=== Exercise inputs ===

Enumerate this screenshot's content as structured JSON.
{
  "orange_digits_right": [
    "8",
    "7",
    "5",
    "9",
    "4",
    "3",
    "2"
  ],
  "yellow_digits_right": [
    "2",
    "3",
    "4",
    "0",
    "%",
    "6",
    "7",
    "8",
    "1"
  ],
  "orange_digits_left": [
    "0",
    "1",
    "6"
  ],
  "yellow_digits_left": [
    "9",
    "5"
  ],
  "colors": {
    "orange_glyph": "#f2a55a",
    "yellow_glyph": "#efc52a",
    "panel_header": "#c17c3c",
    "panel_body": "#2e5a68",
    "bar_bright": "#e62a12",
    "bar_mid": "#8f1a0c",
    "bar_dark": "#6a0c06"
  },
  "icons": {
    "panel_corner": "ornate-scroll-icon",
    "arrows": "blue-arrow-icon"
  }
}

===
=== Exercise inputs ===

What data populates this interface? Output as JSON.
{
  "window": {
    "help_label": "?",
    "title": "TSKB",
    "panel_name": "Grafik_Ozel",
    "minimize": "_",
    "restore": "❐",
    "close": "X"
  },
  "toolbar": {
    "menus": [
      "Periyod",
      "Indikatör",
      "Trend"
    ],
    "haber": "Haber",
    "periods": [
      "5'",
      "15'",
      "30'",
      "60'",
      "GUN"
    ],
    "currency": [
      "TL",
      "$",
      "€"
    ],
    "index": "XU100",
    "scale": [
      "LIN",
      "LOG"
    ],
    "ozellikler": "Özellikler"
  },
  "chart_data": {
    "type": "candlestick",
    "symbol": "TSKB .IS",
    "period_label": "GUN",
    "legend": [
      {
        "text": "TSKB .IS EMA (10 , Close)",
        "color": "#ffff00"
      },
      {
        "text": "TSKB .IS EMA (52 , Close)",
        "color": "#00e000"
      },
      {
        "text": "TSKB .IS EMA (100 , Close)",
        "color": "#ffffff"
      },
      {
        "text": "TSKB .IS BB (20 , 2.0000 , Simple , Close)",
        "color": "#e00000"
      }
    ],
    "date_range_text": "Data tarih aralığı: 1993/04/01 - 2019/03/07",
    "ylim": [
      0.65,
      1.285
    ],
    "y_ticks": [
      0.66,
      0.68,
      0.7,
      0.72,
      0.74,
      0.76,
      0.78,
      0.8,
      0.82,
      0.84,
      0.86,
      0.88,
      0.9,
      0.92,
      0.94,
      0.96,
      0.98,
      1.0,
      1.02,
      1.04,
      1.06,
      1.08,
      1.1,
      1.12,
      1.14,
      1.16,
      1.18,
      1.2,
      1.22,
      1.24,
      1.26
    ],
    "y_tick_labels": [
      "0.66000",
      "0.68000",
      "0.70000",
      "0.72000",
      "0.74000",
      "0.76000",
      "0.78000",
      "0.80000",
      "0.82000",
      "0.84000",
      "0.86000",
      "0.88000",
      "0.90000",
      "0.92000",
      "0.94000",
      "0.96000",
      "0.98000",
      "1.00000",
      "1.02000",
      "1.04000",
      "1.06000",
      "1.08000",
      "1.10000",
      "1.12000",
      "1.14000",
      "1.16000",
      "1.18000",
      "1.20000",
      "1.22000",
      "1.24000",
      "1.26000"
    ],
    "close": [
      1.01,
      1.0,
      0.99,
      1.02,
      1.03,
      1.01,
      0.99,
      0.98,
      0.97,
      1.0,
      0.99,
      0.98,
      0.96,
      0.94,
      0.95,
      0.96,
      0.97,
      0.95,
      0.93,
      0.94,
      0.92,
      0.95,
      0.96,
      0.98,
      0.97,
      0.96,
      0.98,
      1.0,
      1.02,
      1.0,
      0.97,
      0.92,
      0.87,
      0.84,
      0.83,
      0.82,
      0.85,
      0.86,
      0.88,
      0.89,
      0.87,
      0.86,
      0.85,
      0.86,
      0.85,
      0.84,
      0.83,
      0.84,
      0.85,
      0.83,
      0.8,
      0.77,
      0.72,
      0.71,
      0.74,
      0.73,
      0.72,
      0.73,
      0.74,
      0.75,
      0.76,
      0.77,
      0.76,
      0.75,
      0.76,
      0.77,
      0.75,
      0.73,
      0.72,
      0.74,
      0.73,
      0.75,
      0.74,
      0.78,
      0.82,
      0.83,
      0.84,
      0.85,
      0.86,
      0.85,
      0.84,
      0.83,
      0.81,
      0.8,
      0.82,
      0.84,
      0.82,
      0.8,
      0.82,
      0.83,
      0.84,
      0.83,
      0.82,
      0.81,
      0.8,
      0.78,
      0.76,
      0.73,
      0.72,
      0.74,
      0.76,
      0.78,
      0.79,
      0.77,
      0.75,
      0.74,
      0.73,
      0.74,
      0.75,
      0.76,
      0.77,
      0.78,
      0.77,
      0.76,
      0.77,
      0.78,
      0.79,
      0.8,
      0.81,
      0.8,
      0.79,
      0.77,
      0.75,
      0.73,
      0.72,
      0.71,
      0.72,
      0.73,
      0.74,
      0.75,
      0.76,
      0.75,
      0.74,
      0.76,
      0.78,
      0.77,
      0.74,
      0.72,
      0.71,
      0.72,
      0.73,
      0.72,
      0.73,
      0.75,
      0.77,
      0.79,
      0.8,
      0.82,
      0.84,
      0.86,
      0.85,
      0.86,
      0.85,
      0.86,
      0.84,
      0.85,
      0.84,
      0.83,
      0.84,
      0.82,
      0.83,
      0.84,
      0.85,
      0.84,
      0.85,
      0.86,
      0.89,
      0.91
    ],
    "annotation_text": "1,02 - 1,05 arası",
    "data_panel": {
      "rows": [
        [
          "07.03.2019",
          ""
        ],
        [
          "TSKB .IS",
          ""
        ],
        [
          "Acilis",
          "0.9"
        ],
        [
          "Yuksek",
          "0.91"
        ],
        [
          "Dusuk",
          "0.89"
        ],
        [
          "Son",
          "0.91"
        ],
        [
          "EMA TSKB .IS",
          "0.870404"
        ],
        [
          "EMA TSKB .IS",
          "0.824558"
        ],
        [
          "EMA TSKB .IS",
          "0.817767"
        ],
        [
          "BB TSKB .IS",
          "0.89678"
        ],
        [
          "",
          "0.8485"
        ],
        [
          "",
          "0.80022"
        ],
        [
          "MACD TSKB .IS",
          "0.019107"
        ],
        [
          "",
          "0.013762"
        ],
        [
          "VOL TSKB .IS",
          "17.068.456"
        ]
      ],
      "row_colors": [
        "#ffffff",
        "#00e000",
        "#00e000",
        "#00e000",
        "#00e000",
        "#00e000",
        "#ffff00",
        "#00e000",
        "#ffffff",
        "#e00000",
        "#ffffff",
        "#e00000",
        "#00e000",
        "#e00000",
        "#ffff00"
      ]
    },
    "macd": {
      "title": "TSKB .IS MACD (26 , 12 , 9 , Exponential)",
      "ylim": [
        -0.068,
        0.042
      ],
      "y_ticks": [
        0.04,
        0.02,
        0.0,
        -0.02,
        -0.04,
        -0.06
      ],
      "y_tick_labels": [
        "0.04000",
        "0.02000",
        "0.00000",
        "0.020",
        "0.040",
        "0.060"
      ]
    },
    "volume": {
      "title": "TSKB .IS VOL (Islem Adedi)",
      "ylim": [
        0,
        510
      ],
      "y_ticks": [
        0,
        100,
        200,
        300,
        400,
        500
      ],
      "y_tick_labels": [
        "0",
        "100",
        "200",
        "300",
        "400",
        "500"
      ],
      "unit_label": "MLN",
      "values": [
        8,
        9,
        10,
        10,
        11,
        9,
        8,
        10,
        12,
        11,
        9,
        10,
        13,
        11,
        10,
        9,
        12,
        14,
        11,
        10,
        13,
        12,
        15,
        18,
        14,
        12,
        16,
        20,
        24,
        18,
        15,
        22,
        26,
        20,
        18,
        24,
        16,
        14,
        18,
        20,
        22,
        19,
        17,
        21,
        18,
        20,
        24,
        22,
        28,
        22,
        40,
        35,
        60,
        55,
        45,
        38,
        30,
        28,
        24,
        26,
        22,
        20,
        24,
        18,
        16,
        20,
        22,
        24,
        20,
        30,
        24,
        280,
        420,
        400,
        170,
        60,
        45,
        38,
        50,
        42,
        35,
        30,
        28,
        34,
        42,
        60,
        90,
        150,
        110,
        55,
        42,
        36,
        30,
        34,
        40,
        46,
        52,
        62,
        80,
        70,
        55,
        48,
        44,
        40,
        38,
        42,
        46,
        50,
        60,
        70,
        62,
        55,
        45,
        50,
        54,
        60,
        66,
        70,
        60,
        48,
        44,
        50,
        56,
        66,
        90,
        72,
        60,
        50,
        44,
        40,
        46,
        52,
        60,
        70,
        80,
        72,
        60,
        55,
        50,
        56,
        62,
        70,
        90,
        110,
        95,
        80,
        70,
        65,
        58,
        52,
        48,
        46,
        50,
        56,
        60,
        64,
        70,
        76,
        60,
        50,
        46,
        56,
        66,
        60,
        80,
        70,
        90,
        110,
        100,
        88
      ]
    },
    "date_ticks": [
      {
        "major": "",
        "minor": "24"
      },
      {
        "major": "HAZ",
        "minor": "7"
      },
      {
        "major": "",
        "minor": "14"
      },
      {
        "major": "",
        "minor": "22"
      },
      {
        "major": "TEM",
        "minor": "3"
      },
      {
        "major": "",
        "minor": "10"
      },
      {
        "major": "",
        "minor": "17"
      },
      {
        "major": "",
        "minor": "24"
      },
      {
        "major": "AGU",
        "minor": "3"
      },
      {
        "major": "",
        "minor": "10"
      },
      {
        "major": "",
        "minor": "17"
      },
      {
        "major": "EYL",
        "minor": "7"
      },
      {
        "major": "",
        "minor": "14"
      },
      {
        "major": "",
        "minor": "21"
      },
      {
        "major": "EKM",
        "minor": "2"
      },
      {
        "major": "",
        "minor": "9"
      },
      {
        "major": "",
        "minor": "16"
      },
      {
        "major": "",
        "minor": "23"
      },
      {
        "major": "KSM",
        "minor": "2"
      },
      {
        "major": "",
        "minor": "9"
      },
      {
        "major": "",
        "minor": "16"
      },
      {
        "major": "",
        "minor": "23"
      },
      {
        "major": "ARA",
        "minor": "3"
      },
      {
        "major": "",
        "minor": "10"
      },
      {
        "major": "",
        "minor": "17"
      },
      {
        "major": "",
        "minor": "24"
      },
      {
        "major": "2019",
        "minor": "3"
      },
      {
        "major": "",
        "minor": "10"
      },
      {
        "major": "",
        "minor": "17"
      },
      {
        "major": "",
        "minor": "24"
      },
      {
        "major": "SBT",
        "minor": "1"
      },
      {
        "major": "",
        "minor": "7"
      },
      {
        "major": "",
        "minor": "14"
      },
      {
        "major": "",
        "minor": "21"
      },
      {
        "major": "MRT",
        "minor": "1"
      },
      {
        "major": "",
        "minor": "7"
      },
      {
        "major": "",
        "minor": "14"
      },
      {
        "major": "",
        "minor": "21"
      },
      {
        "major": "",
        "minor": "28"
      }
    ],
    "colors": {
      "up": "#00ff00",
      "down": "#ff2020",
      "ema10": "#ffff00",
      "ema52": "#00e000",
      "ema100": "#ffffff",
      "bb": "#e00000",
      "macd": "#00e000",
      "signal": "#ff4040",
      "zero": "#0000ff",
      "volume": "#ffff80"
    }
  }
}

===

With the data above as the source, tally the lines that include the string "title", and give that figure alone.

3